During northern winter, La Niña tends to favor relatively dry, mild weather over the southern U.S. and northern Mexico, with relatively cool conditions across the far northern U.S. and western Canada and wetter-than-average winter for the U.S. Pacific Northwest. Many of these favored conditions have already popped up, with October producing record-high precipitation over the Pacific Northwest and extreme drought over the Southeast. What you wouldn’t expect from La Niña is unusual warmth encompassing virtually all of North America, as we’ve seen in recent weeks. As always, La Niña and El Niño intersect with other factors. This is the warmest year in global recordkeeping, and warmth has been sharply focused over North America this autumn. Meanwhile, it’s been quite cold and snowy across northern Eurasia (more on that in a future post). It remains to be seen when or even if the high-latitude circulation will shift to bring some of this intense cold toward North America. Most of the NMME model runs from early November suggest that temperatures could end up above average for the entire winter across much or most of North America. For at least the next few days, the continent’s autumn warm wave should stay remarkably widespread, with especially dramatic mildness persisting over the Arctic and unusually sharp cold centered over Russia (see Figure 5 below).

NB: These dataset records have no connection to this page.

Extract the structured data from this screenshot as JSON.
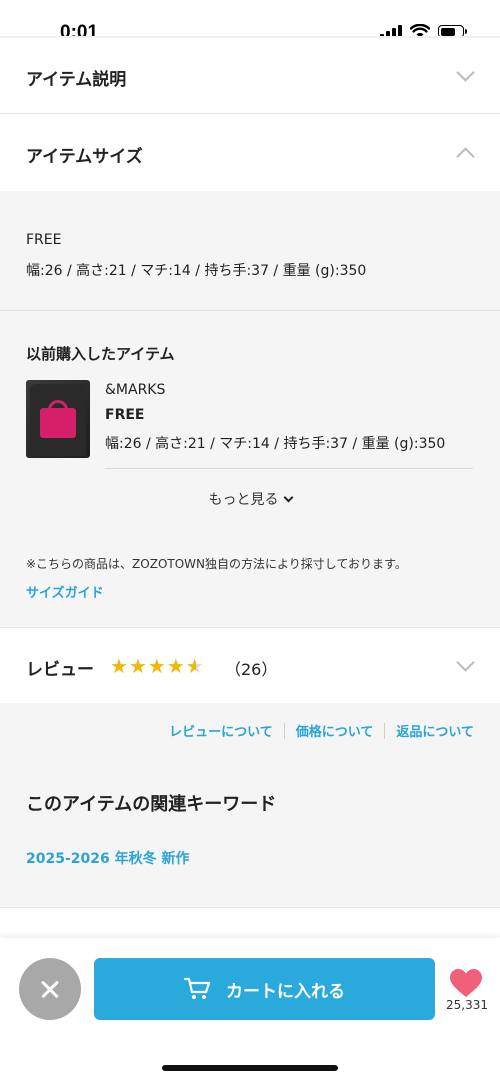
{
  "status_bar": {
    "time": "0:01"
  },
  "accordion": {
    "item_description": {
      "title": "アイテム説明"
    },
    "item_size": {
      "title": "アイテムサイズ"
    }
  },
  "size_info": {
    "size_name": "FREE",
    "measurements": "幅:26 / 高さ:21 / マチ:14 / 持ち手:37 / 重量 (g):350"
  },
  "previous_purchase": {
    "title": "以前購入したアイテム",
    "brand": "&MARKS",
    "size": "FREE",
    "measurements": "幅:26 / 高さ:21 / マチ:14 / 持ち手:37 / 重量 (g):350",
    "more_label": "もっと見る"
  },
  "note": "※こちらの商品は、ZOZOTOWN独自の方法により採寸しております。",
  "size_guide_label": "サイズガイド",
  "review": {
    "label": "レビュー",
    "rating": 4.5,
    "count_text": "（26）"
  },
  "info_links": [
    "レビューについて",
    "価格について",
    "返品について"
  ],
  "keywords": {
    "title": "このアイテムの関連キーワード",
    "items": [
      "2025-2026 年秋冬 新作"
    ]
  },
  "bottom_bar": {
    "cart_label": "カートに入れる",
    "favorite_count": "25,331"
  },
  "colors": {
    "accent": "#29a9dc",
    "link": "#2aa4d6",
    "star": "#f2b705",
    "heart": "#f0607a",
    "close": "#a8a8a8"
  }
}
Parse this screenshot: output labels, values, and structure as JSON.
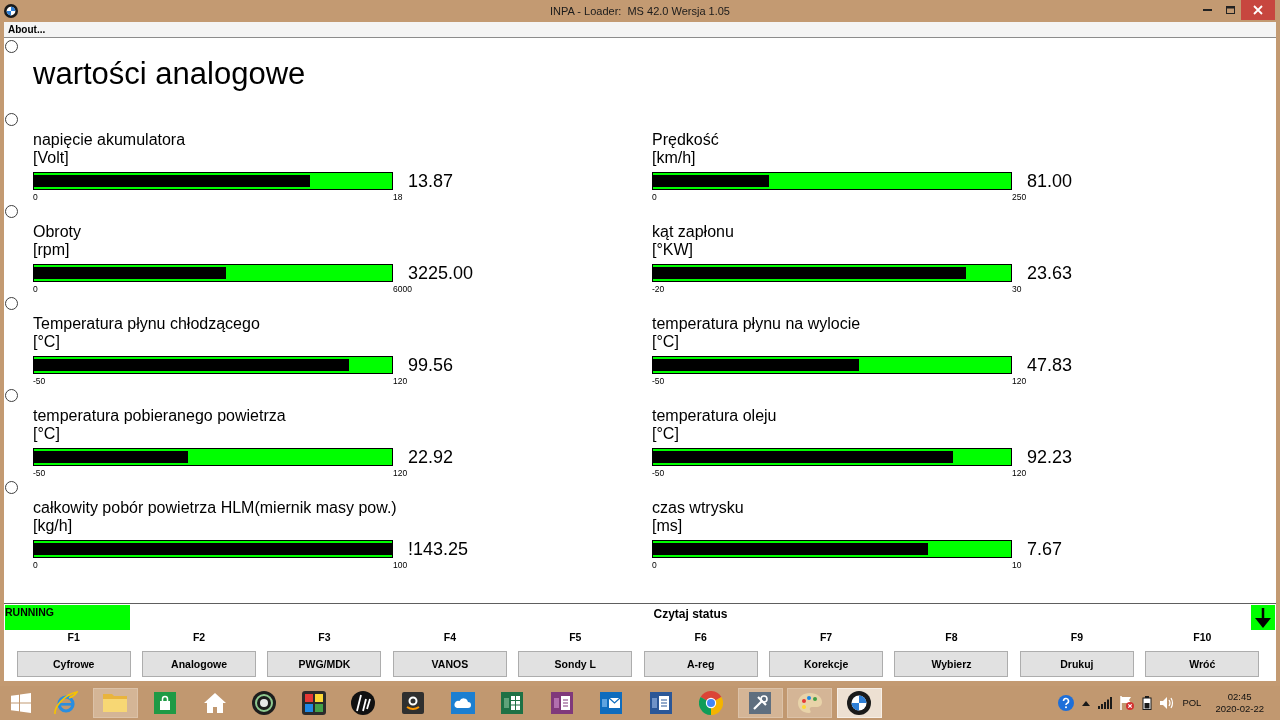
{
  "window": {
    "title": "INPA - Loader:  MS 42.0 Wersja 1.05"
  },
  "menu": [
    {
      "label": "About..."
    }
  ],
  "radio_buttons": [
    {
      "selected": false
    },
    {
      "selected": false
    },
    {
      "selected": false
    },
    {
      "selected": false
    },
    {
      "selected": false
    },
    {
      "selected": false
    }
  ],
  "heading": "wartości analogowe",
  "gauges": [
    {
      "label": "napięcie akumulatora",
      "unit": "[Volt]",
      "min": "0",
      "max": "18",
      "reading": "13.87",
      "level": 0.77
    },
    {
      "label": "Prędkość",
      "unit": "[km/h]",
      "min": "0",
      "max": "250",
      "reading": "81.00",
      "level": 0.324
    },
    {
      "label": "Obroty",
      "unit": "[rpm]",
      "min": "0",
      "max": "6000",
      "reading": "3225.00",
      "level": 0.5375
    },
    {
      "label": "kąt zapłonu",
      "unit": "[°KW]",
      "min": "-20",
      "max": "30",
      "reading": "23.63",
      "level": 0.873
    },
    {
      "label": "Temperatura płynu chłodzącego",
      "unit": "[°C]",
      "min": "-50",
      "max": "120",
      "reading": "99.56",
      "level": 0.88
    },
    {
      "label": "temperatura płynu na wylocie",
      "unit": "[°C]",
      "min": "-50",
      "max": "120",
      "reading": "47.83",
      "level": 0.575
    },
    {
      "label": "temperatura pobieranego powietrza",
      "unit": "[°C]",
      "min": "-50",
      "max": "120",
      "reading": "22.92",
      "level": 0.429
    },
    {
      "label": "temperatura oleju",
      "unit": "[°C]",
      "min": "-50",
      "max": "120",
      "reading": "92.23",
      "level": 0.837
    },
    {
      "label": "całkowity pobór powietrza HLM(miernik masy pow.)",
      "unit": "[kg/h]",
      "min": "0",
      "max": "100",
      "reading": "!143.25",
      "level": 1
    },
    {
      "label": "czas wtrysku",
      "unit": "[ms]",
      "min": "0",
      "max": "10",
      "reading": "7.67",
      "level": 0.767
    }
  ],
  "status_bar": {
    "state": "RUNNING",
    "message": "Czytaj status"
  },
  "function_keys": [
    {
      "key": "F1",
      "label": "Cyfrowe"
    },
    {
      "key": "F2",
      "label": "Analogowe"
    },
    {
      "key": "F3",
      "label": "PWG/MDK"
    },
    {
      "key": "F4",
      "label": "VANOS"
    },
    {
      "key": "F5",
      "label": "Sondy L"
    },
    {
      "key": "F6",
      "label": "A-reg"
    },
    {
      "key": "F7",
      "label": "Korekcje"
    },
    {
      "key": "F8",
      "label": "Wybierz"
    },
    {
      "key": "F9",
      "label": "Drukuj"
    },
    {
      "key": "F10",
      "label": "Wróć"
    }
  ],
  "taskbar": {
    "apps": [
      {
        "running": false,
        "selected": false
      },
      {
        "running": true,
        "selected": false
      },
      {
        "running": false,
        "selected": false
      },
      {
        "running": false,
        "selected": false
      },
      {
        "running": false,
        "selected": false
      },
      {
        "running": false,
        "selected": false
      },
      {
        "running": false,
        "selected": false
      },
      {
        "running": false,
        "selected": false
      },
      {
        "running": false,
        "selected": false
      },
      {
        "running": false,
        "selected": false
      },
      {
        "running": false,
        "selected": false
      },
      {
        "running": false,
        "selected": false
      },
      {
        "running": false,
        "selected": false
      },
      {
        "running": false,
        "selected": false
      },
      {
        "running": true,
        "selected": false
      },
      {
        "running": true,
        "selected": false
      },
      {
        "running": true,
        "selected": true
      }
    ],
    "language": "POL",
    "time": "02:45",
    "date": "2020-02-22"
  }
}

Figure 5. Departures from average temperature for the five-day period from Friday, November 11, 2016 to Wednesday, November 16, as projected by the GFS model. Image credit: ClimateReanalyzer.org, University of Maine.

The dry, mild pattern across much of North America will provide optimal conditions for viewing the moon’s closest encounter with Earth in almost 70 years. This “supermoon” will peak on Sunday and Monday nights, as the moon’s closest approach will be at 6:15 am EST Monday. The moon will appear about 14 percent larger and up to 30 percent brighter than it does at its furthest distance from Earth. EarthSky has excellent background on the event. A supermoon of this caliber is about as rare as the Chicago Cubs making it to the World Series, as the last one was in January 1948 (though less dramatic supermoons are fairly common). The next Earth-Moon encounter this close won’t be until November 2034, so if the weather cooperates where you are, be sure to take advantage of the chance to appreciate nature at its finest.

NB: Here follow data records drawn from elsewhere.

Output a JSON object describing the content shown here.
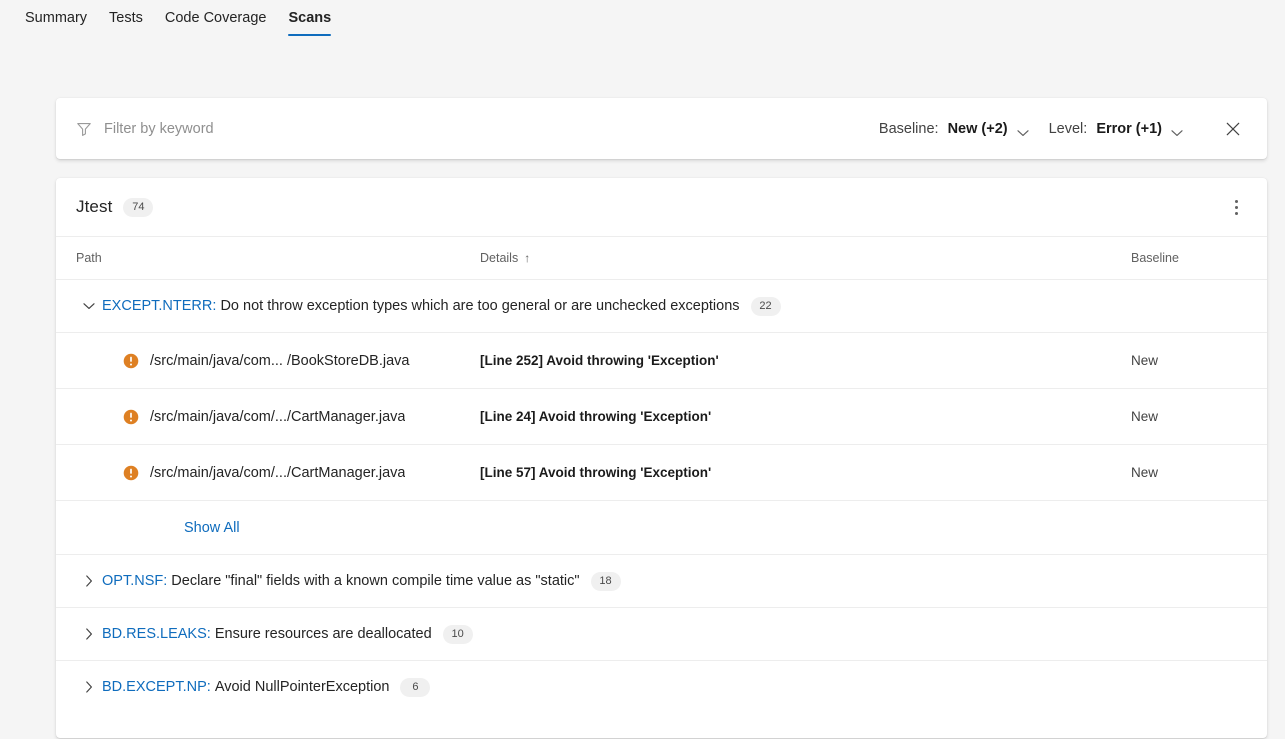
{
  "tabs": [
    {
      "label": "Summary",
      "active": false
    },
    {
      "label": "Tests",
      "active": false
    },
    {
      "label": "Code Coverage",
      "active": false
    },
    {
      "label": "Scans",
      "active": true
    }
  ],
  "filter_bar": {
    "funnel_icon": "filter-funnel-icon",
    "keyword_value": "",
    "keyword_placeholder": "Filter by keyword",
    "baseline_label": "Baseline:",
    "baseline_value": "New (+2)",
    "level_label": "Level:",
    "level_value": "Error (+1)",
    "chevron_icon": "chevron-down-icon",
    "close_icon": "close-icon"
  },
  "results": {
    "tool_name": "Jtest",
    "tool_count": "74",
    "overflow_icon": "more-vertical-icon",
    "columns": {
      "path": "Path",
      "details": "Details",
      "details_sort": "↑",
      "baseline": "Baseline"
    },
    "groups": [
      {
        "expanded": true,
        "twisty_icon": "chevron-down-icon",
        "rule_id": "EXCEPT.NTERR:",
        "rule_desc": "Do not throw exception types which are too general or are unchecked exceptions",
        "count": "22",
        "items": [
          {
            "severity_icon": "error-circle-icon",
            "path": "/src/main/java/com... /BookStoreDB.java",
            "details": "[Line 252] Avoid throwing 'Exception'",
            "baseline": "New"
          },
          {
            "severity_icon": "error-circle-icon",
            "path": "/src/main/java/com/.../CartManager.java",
            "details": "[Line 24] Avoid throwing 'Exception'",
            "baseline": "New"
          },
          {
            "severity_icon": "error-circle-icon",
            "path": "/src/main/java/com/.../CartManager.java",
            "details": "[Line 57] Avoid throwing 'Exception'",
            "baseline": "New"
          }
        ],
        "show_all_label": "Show All"
      },
      {
        "expanded": false,
        "twisty_icon": "chevron-right-icon",
        "rule_id": "OPT.NSF:",
        "rule_desc": "Declare \"final\" fields with a known compile time value as \"static\"",
        "count": "18",
        "items": [],
        "show_all_label": ""
      },
      {
        "expanded": false,
        "twisty_icon": "chevron-right-icon",
        "rule_id": "BD.RES.LEAKS:",
        "rule_desc": "Ensure resources are deallocated",
        "count": "10",
        "items": [],
        "show_all_label": ""
      },
      {
        "expanded": false,
        "twisty_icon": "chevron-right-icon",
        "rule_id": "BD.EXCEPT.NP:",
        "rule_desc": "Avoid NullPointerException",
        "count": "6",
        "items": [],
        "show_all_label": ""
      }
    ]
  },
  "colors": {
    "accent": "#0f6cbd",
    "severity_error": "#d97706",
    "page_background": "#f5f5f5",
    "card_background": "#ffffff",
    "badge_background": "#f0f0f0"
  }
}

Have a great weekend, everyone!

Bob Henson

Figure 6. This image approximates the look of the Nov. 14, 2016, full moon with data from NASA's Lunar Reconnaissance Orbiter. Credit: NASA/GSFC Scientific Visualization Studio.

The views of the author are his/her own and do not necessarily represent the position of The Weather Company or its parent, IBM.